— What is expected —
Would you restate the full listing word for word and omit its pictures?

— Material for this task —
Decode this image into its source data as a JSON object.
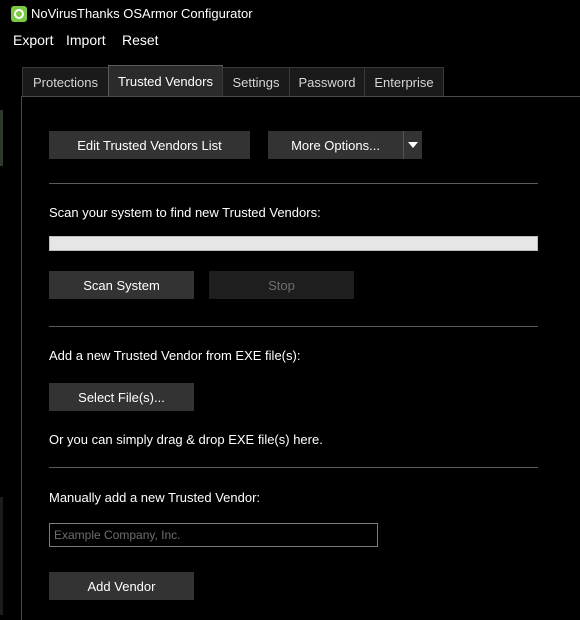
{
  "window": {
    "title": "NoVirusThanks OSArmor Configurator",
    "icon": "osarmor-gear-icon"
  },
  "menu": {
    "items": [
      "Export",
      "Import",
      "Reset"
    ]
  },
  "tabs": [
    {
      "label": "Protections",
      "active": false
    },
    {
      "label": "Trusted Vendors",
      "active": true
    },
    {
      "label": "Settings",
      "active": false
    },
    {
      "label": "Password",
      "active": false
    },
    {
      "label": "Enterprise",
      "active": false
    }
  ],
  "trusted_vendors": {
    "edit_list_button": "Edit Trusted Vendors List",
    "more_options_button": "More Options...",
    "scan_label": "Scan your system to find new Trusted Vendors:",
    "scan_progress": 0,
    "scan_button": "Scan System",
    "stop_button": "Stop",
    "add_from_exe_label": "Add a new Trusted Vendor from EXE file(s):",
    "select_files_button": "Select File(s)...",
    "drag_drop_label": "Or you can simply drag & drop EXE file(s) here.",
    "manual_add_label": "Manually add a new Trusted Vendor:",
    "vendor_input": {
      "value": "",
      "placeholder": "Example Company, Inc."
    },
    "add_vendor_button": "Add Vendor"
  },
  "colors": {
    "background": "#000000",
    "button": "#333333",
    "button_disabled": "#1e1e1e",
    "icon_green": "#7ac943"
  }
}
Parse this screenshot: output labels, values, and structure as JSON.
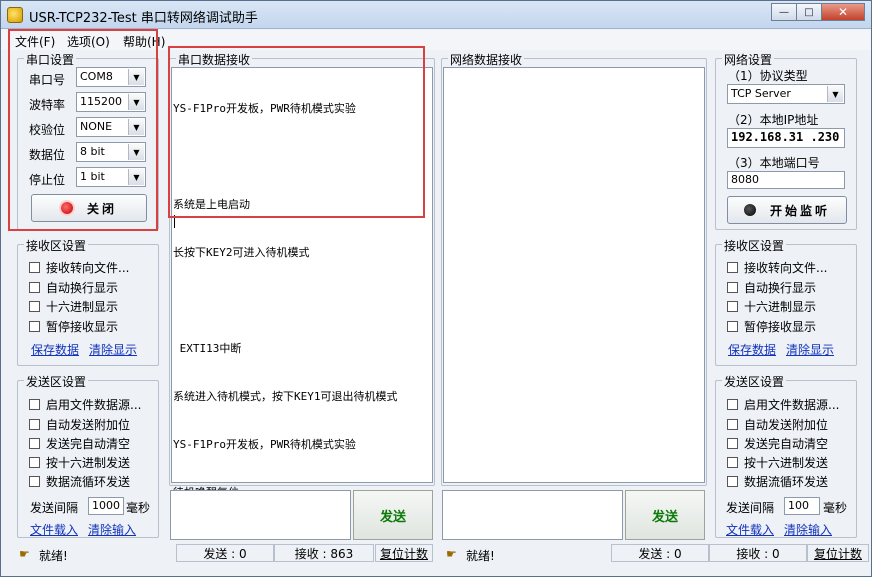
{
  "window": {
    "title": "USR-TCP232-Test 串口转网络调试助手",
    "buttons": {
      "minimize": "—",
      "maximize": "□",
      "close": "✕"
    }
  },
  "menu": [
    "文件(F)",
    "选项(O)",
    "帮助(H)"
  ],
  "serial_settings": {
    "title": "串口设置",
    "port": {
      "label": "串口号",
      "value": "COM8"
    },
    "baud": {
      "label": "波特率",
      "value": "115200"
    },
    "parity": {
      "label": "校验位",
      "value": "NONE"
    },
    "databits": {
      "label": "数据位",
      "value": "8 bit"
    },
    "stopbits": {
      "label": "停止位",
      "value": "1 bit"
    },
    "close_button": "关闭"
  },
  "serial_recv_settings": {
    "title": "接收区设置",
    "options": [
      "接收转向文件...",
      "自动换行显示",
      "十六进制显示",
      "暂停接收显示"
    ],
    "save_link": "保存数据",
    "clear_link": "清除显示"
  },
  "serial_send_settings": {
    "title": "发送区设置",
    "options": [
      "启用文件数据源...",
      "自动发送附加位",
      "发送完自动清空",
      "按十六进制发送",
      "数据流循环发送"
    ],
    "interval_label": "发送间隔",
    "interval_value": "1000",
    "interval_unit": "毫秒",
    "load_link": "文件载入",
    "clear_link": "清除输入"
  },
  "serial_recv": {
    "title": "串口数据接收",
    "lines": [
      "YS-F1Pro开发板，PWR待机模式实验",
      "",
      "系统是上电启动",
      "长按下KEY2可进入待机模式",
      "",
      " EXTI13中断",
      "系统进入待机模式，按下KEY1可退出待机模式",
      "YS-F1Pro开发板，PWR待机模式实验",
      "待机唤醒复位"
    ]
  },
  "net_recv": {
    "title": "网络数据接收"
  },
  "net_settings": {
    "title": "网络设置",
    "protocol_label": "（1）协议类型",
    "protocol_value": "TCP Server",
    "ip_label": "（2）本地IP地址",
    "ip_value": "192.168.31 .230",
    "port_label": "（3）本地端口号",
    "port_value": "8080",
    "listen_button": "开始监听"
  },
  "net_recv_settings": {
    "title": "接收区设置",
    "options": [
      "接收转向文件...",
      "自动换行显示",
      "十六进制显示",
      "暂停接收显示"
    ],
    "save_link": "保存数据",
    "clear_link": "清除显示"
  },
  "net_send_settings": {
    "title": "发送区设置",
    "options": [
      "启用文件数据源...",
      "自动发送附加位",
      "发送完自动清空",
      "按十六进制发送",
      "数据流循环发送"
    ],
    "interval_label": "发送间隔",
    "interval_value": "100",
    "interval_unit": "毫秒",
    "load_link": "文件载入",
    "clear_link": "清除输入"
  },
  "send_button": "发送",
  "status_left": {
    "text": "就绪!",
    "sent": "发送 : 0",
    "recv": "接收 : 863",
    "reset": "复位计数"
  },
  "status_right": {
    "text": "就绪!",
    "sent": "发送 : 0",
    "recv": "接收 : 0",
    "reset": "复位计数"
  },
  "colors": {
    "highlight_box": "#d94040",
    "send_text": "#0b7a0b",
    "link": "#1133bb"
  }
}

— Result of the task —
Decode this image into its source data as a JSON object.
{
  "window": {
    "title": "NoVirusThanks OSArmor Configurator",
    "icon": "osarmor-gear-icon"
  },
  "menu": {
    "items": [
      "Export",
      "Import",
      "Reset"
    ]
  },
  "tabs": [
    {
      "label": "Protections",
      "active": false
    },
    {
      "label": "Trusted Vendors",
      "active": true
    },
    {
      "label": "Settings",
      "active": false
    },
    {
      "label": "Password",
      "active": false
    },
    {
      "label": "Enterprise",
      "active": false
    }
  ],
  "trusted_vendors": {
    "edit_list_button": "Edit Trusted Vendors List",
    "more_options_button": "More Options...",
    "scan_label": "Scan your system to find new Trusted Vendors:",
    "scan_progress": 0,
    "scan_button": "Scan System",
    "stop_button": "Stop",
    "add_from_exe_label": "Add a new Trusted Vendor from EXE file(s):",
    "select_files_button": "Select File(s)...",
    "drag_drop_label": "Or you can simply drag & drop EXE file(s) here.",
    "manual_add_label": "Manually add a new Trusted Vendor:",
    "vendor_input": {
      "value": "",
      "placeholder": "Example Company, Inc."
    },
    "add_vendor_button": "Add Vendor"
  },
  "colors": {
    "background": "#000000",
    "button": "#333333",
    "button_disabled": "#1e1e1e",
    "icon_green": "#7ac943"
  }
}
Parse this screenshot: output labels, values, and structure as JSON.
{
  "window": {
    "title": "USR-TCP232-Test 串口转网络调试助手",
    "buttons": {
      "minimize": "—",
      "maximize": "□",
      "close": "✕"
    }
  },
  "menu": [
    "文件(F)",
    "选项(O)",
    "帮助(H)"
  ],
  "serial_settings": {
    "title": "串口设置",
    "port": {
      "label": "串口号",
      "value": "COM8"
    },
    "baud": {
      "label": "波特率",
      "value": "115200"
    },
    "parity": {
      "label": "校验位",
      "value": "NONE"
    },
    "databits": {
      "label": "数据位",
      "value": "8 bit"
    },
    "stopbits": {
      "label": "停止位",
      "value": "1 bit"
    },
    "close_button": "关闭"
  },
  "serial_recv_settings": {
    "title": "接收区设置",
    "options": [
      "接收转向文件...",
      "自动换行显示",
      "十六进制显示",
      "暂停接收显示"
    ],
    "save_link": "保存数据",
    "clear_link": "清除显示"
  },
  "serial_send_settings": {
    "title": "发送区设置",
    "options": [
      "启用文件数据源...",
      "自动发送附加位",
      "发送完自动清空",
      "按十六进制发送",
      "数据流循环发送"
    ],
    "interval_label": "发送间隔",
    "interval_value": "1000",
    "interval_unit": "毫秒",
    "load_link": "文件载入",
    "clear_link": "清除输入"
  },
  "serial_recv": {
    "title": "串口数据接收",
    "lines": [
      "YS-F1Pro开发板，PWR待机模式实验",
      "",
      "系统是上电启动",
      "长按下KEY2可进入待机模式",
      "",
      " EXTI13中断",
      "系统进入待机模式，按下KEY1可退出待机模式",
      "YS-F1Pro开发板，PWR待机模式实验",
      "待机唤醒复位"
    ]
  },
  "net_recv": {
    "title": "网络数据接收"
  },
  "net_settings": {
    "title": "网络设置",
    "protocol_label": "（1）协议类型",
    "protocol_value": "TCP Server",
    "ip_label": "（2）本地IP地址",
    "ip_value": "192.168.31 .230",
    "port_label": "（3）本地端口号",
    "port_value": "8080",
    "listen_button": "开始监听"
  },
  "net_recv_settings": {
    "title": "接收区设置",
    "options": [
      "接收转向文件...",
      "自动换行显示",
      "十六进制显示",
      "暂停接收显示"
    ],
    "save_link": "保存数据",
    "clear_link": "清除显示"
  },
  "net_send_settings": {
    "title": "发送区设置",
    "options": [
      "启用文件数据源...",
      "自动发送附加位",
      "发送完自动清空",
      "按十六进制发送",
      "数据流循环发送"
    ],
    "interval_label": "发送间隔",
    "interval_value": "100",
    "interval_unit": "毫秒",
    "load_link": "文件载入",
    "clear_link": "清除输入"
  },
  "send_button": "发送",
  "status_left": {
    "text": "就绪!",
    "sent": "发送 : 0",
    "recv": "接收 : 863",
    "reset": "复位计数"
  },
  "status_right": {
    "text": "就绪!",
    "sent": "发送 : 0",
    "recv": "接收 : 0",
    "reset": "复位计数"
  },
  "colors": {
    "highlight_box": "#d94040",
    "send_text": "#0b7a0b",
    "link": "#1133bb"
  }
}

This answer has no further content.